Mike Paxton, senior analyst at SNL Kagan said that customers can’t expect Cablevision to offer “service on the cheap,” according to a report by David P. Willis on app.com.
Citing a competitive market with options including Verizon FiOS and satellite TV widely available depending on the town, Paxton was quoted as saying: “Not only do they (customers) expect choices, but they expect a certain level of services. Altice is not going to have a lot of room to maneuver when it comes to changing the way things are done, particularly over the short term.”
Emphasis on broadband services – defined as wireless technologies using longer-range directional equipment to transmit a wide band of frequencies, will continue under the new ownership.
Asked if Altice would “sort of double down on” Cablevisions bundling of services that focus on using high-speed internet access to stream video and audio content, Paxton told the Asbury Park Press that it was the “right strategic move,” to focus on the streaming, adding that he “would tend to think they’re going to spend some time to familiarize themselves more with the market. …The broadband part of the bundle is really Cablevision’s strength.”
Altice is known as an aggressive player in France’s competitive market where, like the U.S., there is a high need for video services. In May, the company invested $9.1 billion so that it would own enough of Suddenlink, a small U.S. company, to control it.
According to the app.com report, Altice could take advantage of a mature less-regulated U.S. market where “consumers spend more.” The European company will have the freedom to do business with competitive telecommunications, satellite and cable providers.
“They are a little bit freer to experiment with new business models,” Paxton told app.com.
“One of Cablevision’s advantages is they serve a premium media market — New York City. I think Altice is probably confident they could take out a lot of cost synergies, which we estimate is $350 million plus,” Amy Yong, an analyst at Macquarie Group said recently.
“Despite the industry challenges triggered by cord-cutting and the TV revolution, broadband Internet growth remains strong as more consumers access all types of content over digital platforms,” reads the app.com report.

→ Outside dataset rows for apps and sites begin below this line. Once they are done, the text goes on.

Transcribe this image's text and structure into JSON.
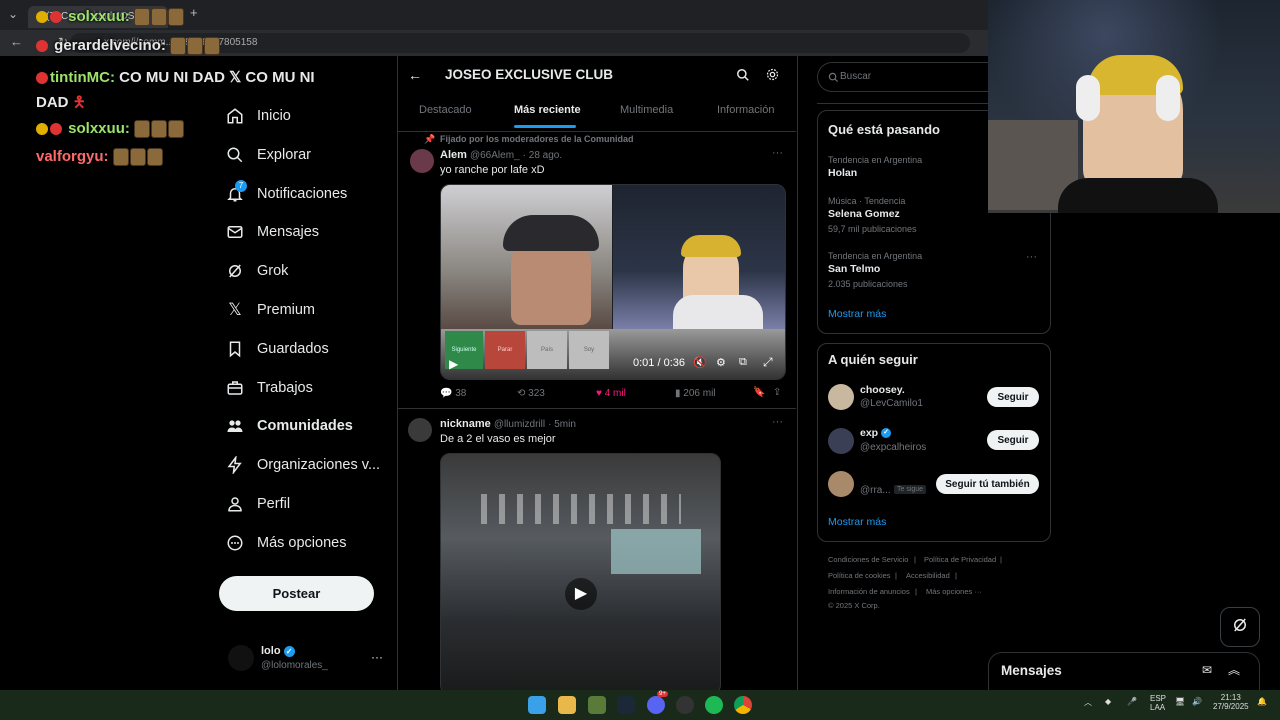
{
  "browser": {
    "tab_title": "(7) Comunidad JOSEO E",
    "url": "x.com/i/comm...039546407805158",
    "add_tab": "+"
  },
  "chat": [
    {
      "user": "solxxuu:",
      "text": ""
    },
    {
      "user": "gerardelvecino:",
      "text": ""
    },
    {
      "user": "tintinMC:",
      "text": "CO MU NI DAD",
      "tail": "CO MU NI",
      "line2": "DAD"
    },
    {
      "user": "solxxuu:",
      "text": ""
    },
    {
      "user": "valforgyu:",
      "text": ""
    }
  ],
  "nav": {
    "items": [
      {
        "label": "Inicio"
      },
      {
        "label": "Explorar"
      },
      {
        "label": "Notificaciones",
        "badge": "7"
      },
      {
        "label": "Mensajes"
      },
      {
        "label": "Grok"
      },
      {
        "label": "Premium"
      },
      {
        "label": "Guardados"
      },
      {
        "label": "Trabajos"
      },
      {
        "label": "Comunidades"
      },
      {
        "label": "Organizaciones v..."
      },
      {
        "label": "Perfil"
      },
      {
        "label": "Más opciones"
      }
    ],
    "post_label": "Postear",
    "account": {
      "name": "lolo",
      "handle": "@lolomorales_",
      "more": "···"
    }
  },
  "community": {
    "title": "JOSEO EXCLUSIVE CLUB",
    "tabs": [
      "Destacado",
      "Más reciente",
      "Multimedia",
      "Información"
    ],
    "active_tab": "Más reciente"
  },
  "tweets": [
    {
      "pinned_label": "Fijado por los moderadores de la Comunidad",
      "name": "Alem",
      "handle": "@66Alem_",
      "time": "· 28 ago.",
      "text": "yo ranche por lafe xD",
      "video_time": "0:01 / 0:36",
      "video_buttons": [
        "Siguiente",
        "Parar",
        "País",
        "Soy"
      ],
      "stats": {
        "replies": "38",
        "reposts": "323",
        "likes": "4 mil",
        "views": "206 mil"
      }
    },
    {
      "name": "nickname",
      "handle": "@llumizdrill",
      "time": "· 5min",
      "text": "De a 2 el vaso es mejor"
    }
  ],
  "right": {
    "search_placeholder": "Buscar",
    "trends_title": "Qué está pasando",
    "trends": [
      {
        "meta": "Tendencia en Argentina",
        "name": "Holan",
        "count": ""
      },
      {
        "meta": "Música · Tendencia",
        "name": "Selena Gomez",
        "count": "59,7 mil publicaciones"
      },
      {
        "meta": "Tendencia en Argentina",
        "name": "San Telmo",
        "count": "2.035 publicaciones"
      }
    ],
    "show_more": "Mostrar más",
    "follow_title": "A quién seguir",
    "follow": [
      {
        "name": "choosey.",
        "handle": "@LevCamilo1",
        "button": "Seguir"
      },
      {
        "name": "exp",
        "handle": "@expcalheiros",
        "button": "Seguir"
      },
      {
        "name": "",
        "handle": "@rra...",
        "tag": "Te sigue",
        "button": "Seguir tú también"
      }
    ],
    "footer": [
      "Condiciones de Servicio",
      "|",
      "Política de Privacidad",
      "|",
      "Política de cookies",
      "|",
      "Accesibilidad",
      "|",
      "Información de anuncios",
      "|",
      "Más opciones ···",
      "© 2025 X Corp."
    ],
    "messages_label": "Mensajes"
  },
  "taskbar": {
    "lang": "ESP",
    "lang2": "LAA",
    "time": "21:13",
    "date": "27/9/2025",
    "discord_badge": "9+"
  },
  "colors": {
    "accent": "#1d9bf0",
    "like": "#f91880",
    "chat_user": "#9be36a",
    "chat_red": "#ff6a6a"
  }
}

“[The companies] modus operandi is to dramatically downsize and try to use technology in place of people,” said cable and satellite sector analyst, Craig Moffett on Bloomberg radio.
According to Drahi, all the cable companies, including Cablevision, will lose nearly 25 percent of their television subscribers over the next five years.
Moffett predicts an “aggressive” increase in broadband prices will follow.